You’ve seen plenty of media posts on how plants make a positive design influence in the home. They invite wellness, bring a sense of calm, and can even lift our mood and senses.
So, let’s take all that goodness and take these benefits to our outdoor entertainment areas.
Step One: Consider your sun, soil, and watering needs. There’s nothing worse than falling in love with a plant only to have it look like Charlie Brown’s Christmas tree thirty days out. My fav go-to book is The New Sunset Garden Book; It will help define micro ecosystems in the yard and the nuances from the coast to the inland areas about your future plant’s success.
Once you’ve defined your planting conditions, you can now identify what will grow in the space. Follow these basic principles and you’ll have an area that will provide the impactful wow you might be seeking from that tad bit of planning.
Step Two: Consider scale. Whether it’s a pretty pot or petite tree, larger plants look best when taking the back seat in the scenery. Think of a family photo, the tall person is always in the back.
Double Headed Geraniums Create a Pop of Color
Step Three: Identify a color theme. My go to is red and I’m in love with double headed geraniums for their hardiness, ability to rebloom, and lasting color. They are ideal for every holiday and are especially beautiful when combined with the soft lacey leaves of a Dusty Miller. Red’s color complement is green, which makes this color an automatic stand out in the garden. Not a fan of red, consider white, a classy neutral that illuminates in the evening light.
Varied Leaf Texture Provides Added Interest
Step Four: Texture and contrast: Plantings don’t always have to have flowers.

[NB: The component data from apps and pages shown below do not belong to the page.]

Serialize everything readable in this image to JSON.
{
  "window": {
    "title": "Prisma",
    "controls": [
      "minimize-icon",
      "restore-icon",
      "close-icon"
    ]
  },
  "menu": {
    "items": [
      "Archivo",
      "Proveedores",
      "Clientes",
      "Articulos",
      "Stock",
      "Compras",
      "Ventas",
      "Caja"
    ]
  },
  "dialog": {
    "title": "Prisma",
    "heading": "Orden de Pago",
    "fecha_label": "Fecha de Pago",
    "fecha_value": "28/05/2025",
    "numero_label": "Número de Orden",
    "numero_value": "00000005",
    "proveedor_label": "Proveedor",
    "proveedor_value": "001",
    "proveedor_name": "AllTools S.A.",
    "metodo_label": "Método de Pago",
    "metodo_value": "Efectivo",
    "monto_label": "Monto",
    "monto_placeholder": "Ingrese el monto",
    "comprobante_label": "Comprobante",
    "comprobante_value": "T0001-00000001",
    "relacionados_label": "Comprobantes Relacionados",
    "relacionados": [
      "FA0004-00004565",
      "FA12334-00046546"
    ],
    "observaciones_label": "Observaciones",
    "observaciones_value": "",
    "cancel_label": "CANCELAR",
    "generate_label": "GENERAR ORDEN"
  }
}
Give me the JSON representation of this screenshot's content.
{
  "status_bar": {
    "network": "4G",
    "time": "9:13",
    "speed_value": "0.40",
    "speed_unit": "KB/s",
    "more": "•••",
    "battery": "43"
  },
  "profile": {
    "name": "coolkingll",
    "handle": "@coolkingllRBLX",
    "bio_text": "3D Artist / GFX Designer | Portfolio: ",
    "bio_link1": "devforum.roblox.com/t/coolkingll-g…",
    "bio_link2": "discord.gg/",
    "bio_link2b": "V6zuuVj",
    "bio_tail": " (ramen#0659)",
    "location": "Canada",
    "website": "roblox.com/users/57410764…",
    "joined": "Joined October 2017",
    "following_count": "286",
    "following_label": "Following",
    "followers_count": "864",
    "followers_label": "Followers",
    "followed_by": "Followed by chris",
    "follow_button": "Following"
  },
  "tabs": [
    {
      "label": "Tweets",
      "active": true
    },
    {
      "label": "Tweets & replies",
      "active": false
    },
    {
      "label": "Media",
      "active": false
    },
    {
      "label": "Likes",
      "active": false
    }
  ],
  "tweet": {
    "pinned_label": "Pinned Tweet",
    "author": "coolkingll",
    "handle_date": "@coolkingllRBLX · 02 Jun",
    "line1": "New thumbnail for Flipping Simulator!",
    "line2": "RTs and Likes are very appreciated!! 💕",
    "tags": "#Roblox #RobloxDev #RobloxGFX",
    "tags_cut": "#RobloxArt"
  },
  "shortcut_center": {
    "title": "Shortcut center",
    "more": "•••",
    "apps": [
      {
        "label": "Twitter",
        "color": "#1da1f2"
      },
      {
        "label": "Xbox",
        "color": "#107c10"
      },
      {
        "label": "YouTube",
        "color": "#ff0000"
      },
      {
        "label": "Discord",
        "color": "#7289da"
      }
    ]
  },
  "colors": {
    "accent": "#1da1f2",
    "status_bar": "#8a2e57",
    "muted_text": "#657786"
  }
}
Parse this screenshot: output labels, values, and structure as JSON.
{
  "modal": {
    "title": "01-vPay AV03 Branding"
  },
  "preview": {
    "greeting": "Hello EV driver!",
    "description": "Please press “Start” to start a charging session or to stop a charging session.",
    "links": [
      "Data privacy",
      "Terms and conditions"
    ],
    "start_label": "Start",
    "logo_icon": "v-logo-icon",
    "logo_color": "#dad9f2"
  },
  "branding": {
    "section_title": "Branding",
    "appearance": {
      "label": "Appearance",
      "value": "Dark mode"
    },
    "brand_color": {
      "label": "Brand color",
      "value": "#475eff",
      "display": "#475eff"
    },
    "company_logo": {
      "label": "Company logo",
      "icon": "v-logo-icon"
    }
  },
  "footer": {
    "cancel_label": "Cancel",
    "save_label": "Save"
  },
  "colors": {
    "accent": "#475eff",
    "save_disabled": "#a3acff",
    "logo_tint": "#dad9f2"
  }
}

You may want to consider plants that have varying leaf size, texture, and contrast like chartreuse, dark velvet purple, and variegated leaves. Consider layering plants. A good guide for potted plants is to identify a tall thriller, filler, and a spiller. This guarantees height, fills in blank areas, creates texture and extends the visual vignette with a spiller.
· Be water wise. If possible, consider drip irrigation to minimize water evaporation
· Know your zone. San Diego is zone 8, 9 & 10. Each of these zones are distinct for your plant’s success
· Create compost. Good soil is your plants best friend
· Pots in the same color hue help to create a consolidated look and allows the plants to take center stage
· Monarch butterflies need us. Consider a milk weed plant that will invite them to propagate, stay and play
Author Dasha Hervey, Sea and Pine Interior Design